Blog   |   Philippines

Philippines' Aquino demonstrates selective political will

Some weeks ago, the body of Esmail Amil Enog was found. The corpse had been chopped to pieces and then thrown together in a sack. Enog was a witness in a grisly massacre in November 2009, which took the lives of 57 people, 32 of them journalists, on a stretch of lonely highway in the southern Philippine province of Maguindanao. It was the single largest attack on journalists in the world.

June 13, 2012 10:43 AM ET

Tags:

Blog   |   Philippines

Third witness to Maguindanao massacre killed

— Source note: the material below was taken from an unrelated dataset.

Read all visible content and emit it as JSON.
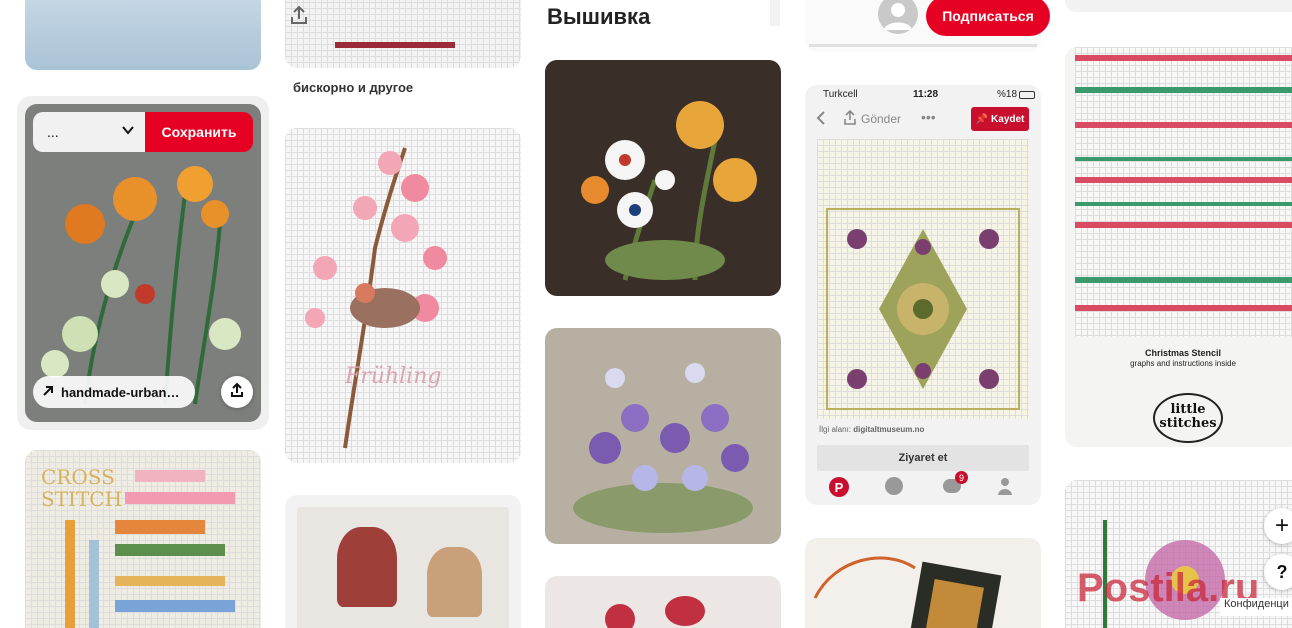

The climate of impunity that fostered the November 23, 2009, massacre of 57 people, including 32 journalists, is alive and well not only on the southern Philippines island of Mindanao, where the massacre took place, but in all of the country. The revelation that the brutalized body of a key witness to the killings, Esmail Enog, was found two months after he had gone missing is an indicator of that. Enog testified last year that he had driven gunmen to the site of the November massacre, news reports said. The killings wiped out almost an entire generation of journalists in the region.

June 1, 2012 3:34 PM ET

Tags:

Blog   |   Philippines

On Philippines' canvas of injustice, anything goes

A poster of names lists journalists slain in the Philippines since 1986. (Reuters/Romeo Ranoco)

Romeo Olea's unsolved murder is tragically typical of media killings in the Philippines. Before his death, the radio commentator had received anonymous threats over his reports on local government corruption.

Blog   |   Philippines

In the Philippines, two murders that should be solved

Journalist Gerardo Ortega's wife looks at his picture. (AFP/Noel Celis)

The investigation into the notorious murder of muckraking Philippine journalist Marlene Garcia-Esperat in Mindanao is now seven years old. A separate hunt for conspirators in the January 2011 killing of Palawan radio journalist Gerardo Ortega is just getting started. The Regional Trial Court in Puerto Princesa City issued arrest warrants against three suspects in the Ortega case on Tuesday, and one has been arrested, according to the local Center for Media Freedom and Responsibility. But both cases should already have been solved. 

« 2011 | 2013 »